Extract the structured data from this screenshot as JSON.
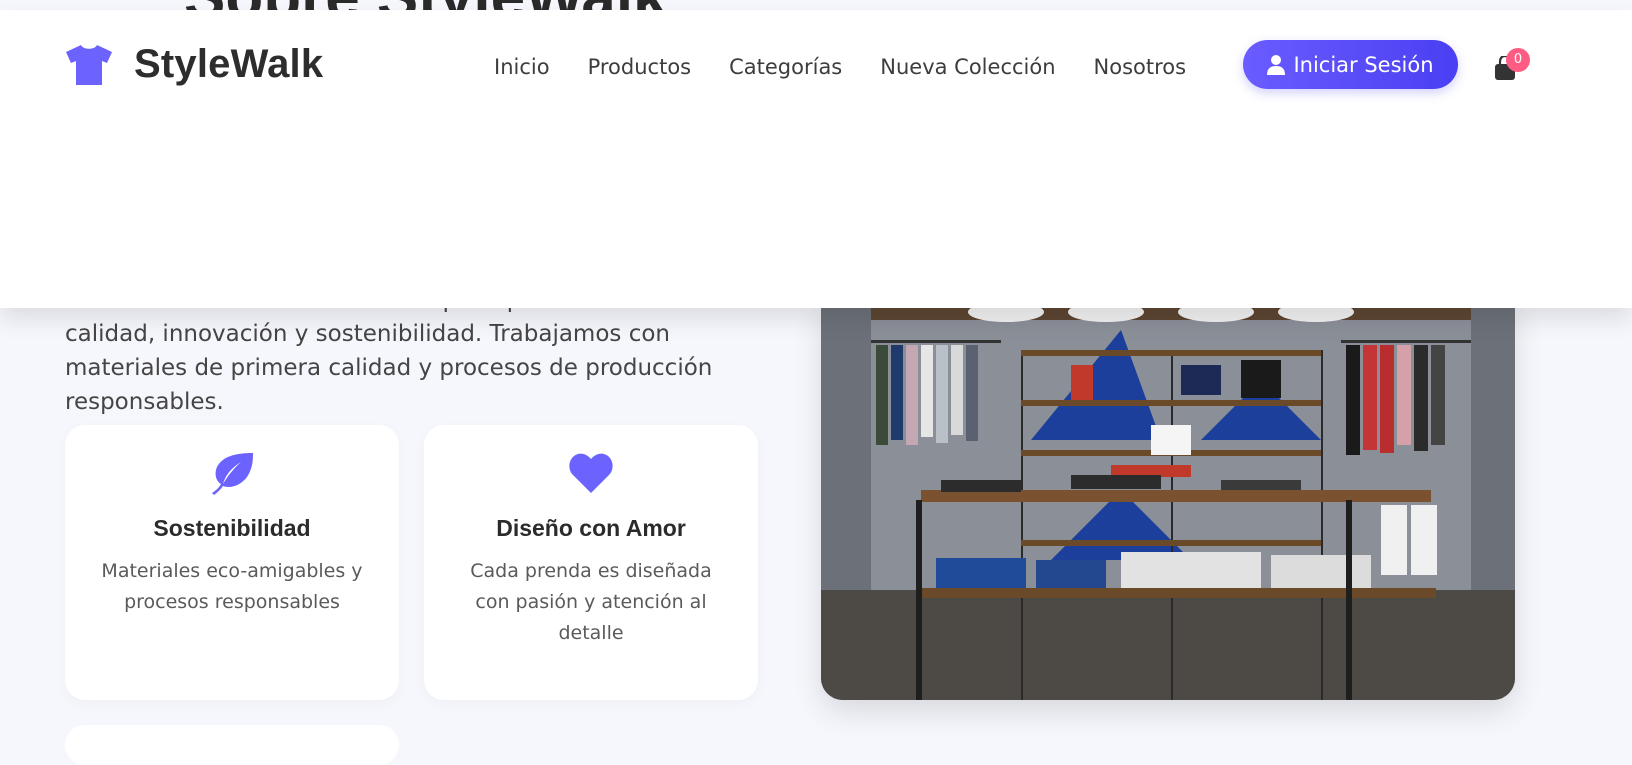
{
  "hero": {
    "title": "Sobre StyleWalk"
  },
  "header": {
    "brand": "StyleWalk",
    "nav": [
      "Inicio",
      "Productos",
      "Categorías",
      "Nueva Colección",
      "Nosotros"
    ],
    "login_label": "Iniciar Sesión",
    "cart_count": "0"
  },
  "about": {
    "description": "Nuestra filosofía se basa en tres principios fundamentales: calidad, innovación y sostenibilidad. Trabajamos con materiales de primera calidad y procesos de producción responsables.",
    "features": [
      {
        "icon": "leaf-icon",
        "title": "Sostenibilidad",
        "text": "Materiales eco-amigables y procesos responsables"
      },
      {
        "icon": "heart-icon",
        "title": "Diseño con Amor",
        "text": "Cada prenda es diseñada con pasión y atención al detalle"
      }
    ]
  },
  "colors": {
    "accent": "#6c63ff",
    "badge": "#ff5c84",
    "background": "#f6f7fc"
  }
}
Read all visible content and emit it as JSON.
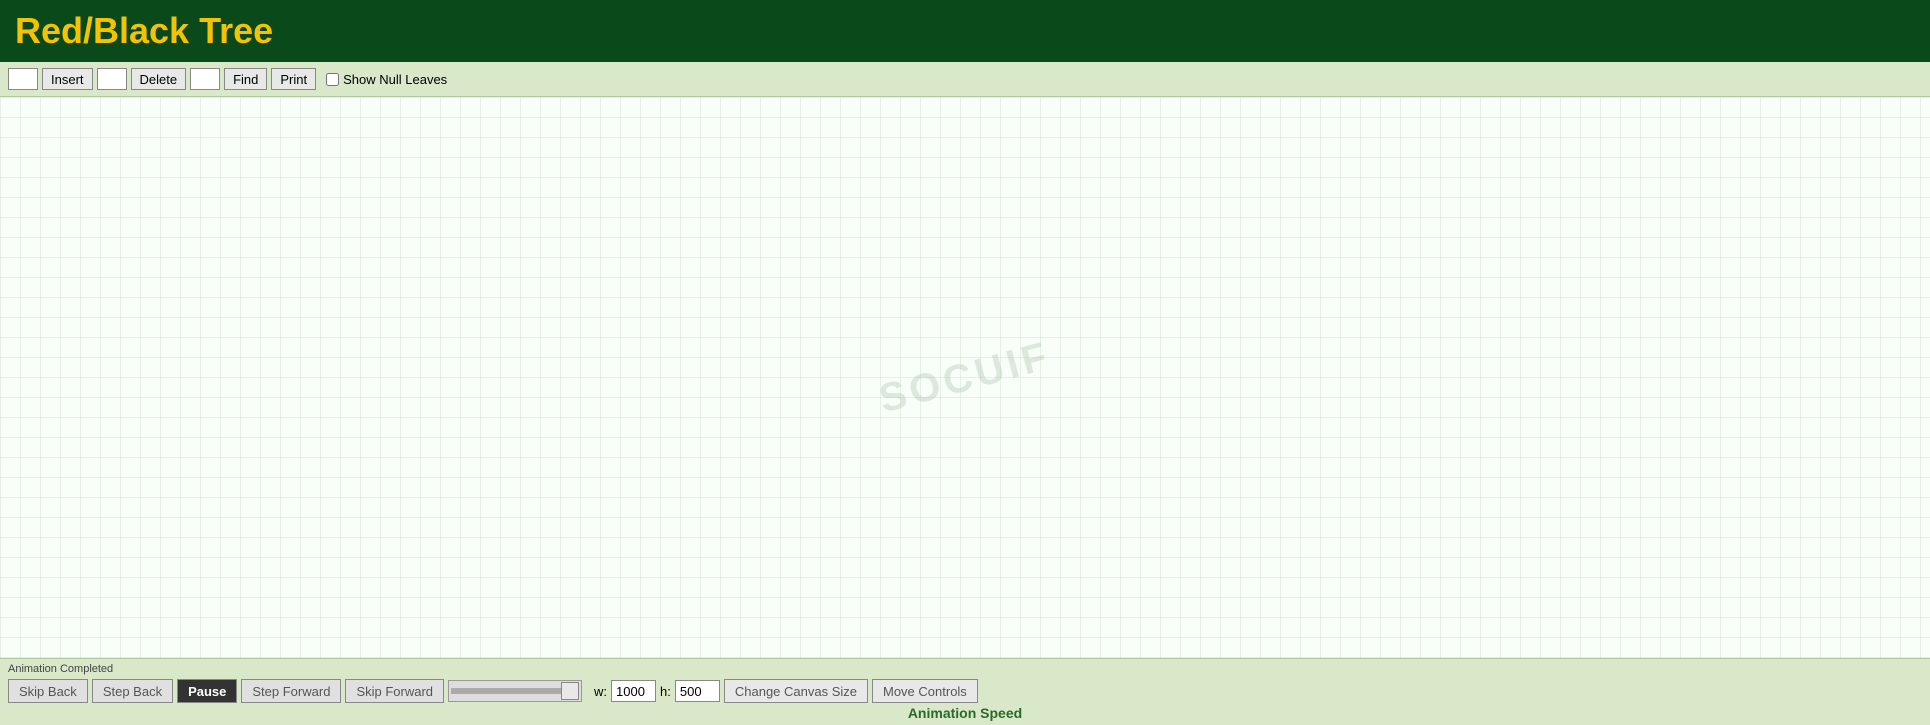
{
  "header": {
    "title": "Red/Black Tree"
  },
  "toolbar": {
    "insert_button_label": "Insert",
    "delete_button_label": "Delete",
    "find_button_label": "Find",
    "print_button_label": "Print",
    "show_null_leaves_label": "Show Null Leaves",
    "insert_input_value": "",
    "delete_input_value": "",
    "find_input_value": ""
  },
  "canvas": {
    "watermark": "SOCUIF"
  },
  "status": {
    "animation_status": "Animation Completed"
  },
  "bottom_controls": {
    "skip_back_label": "Skip Back",
    "step_back_label": "Step Back",
    "pause_label": "Pause",
    "step_forward_label": "Step Forward",
    "skip_forward_label": "Skip Forward",
    "width_label": "w:",
    "height_label": "h:",
    "width_value": "1000",
    "height_value": "500",
    "change_canvas_size_label": "Change Canvas Size",
    "move_controls_label": "Move Controls",
    "animation_speed_label": "Animation Speed"
  }
}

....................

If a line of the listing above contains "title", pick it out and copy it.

**Output for this task**:
    "title": "Sobre StyleWalk"
        "title": "Sostenibilidad",
        "title": "Diseño con Amor",
    "title": "Red/Black Tree"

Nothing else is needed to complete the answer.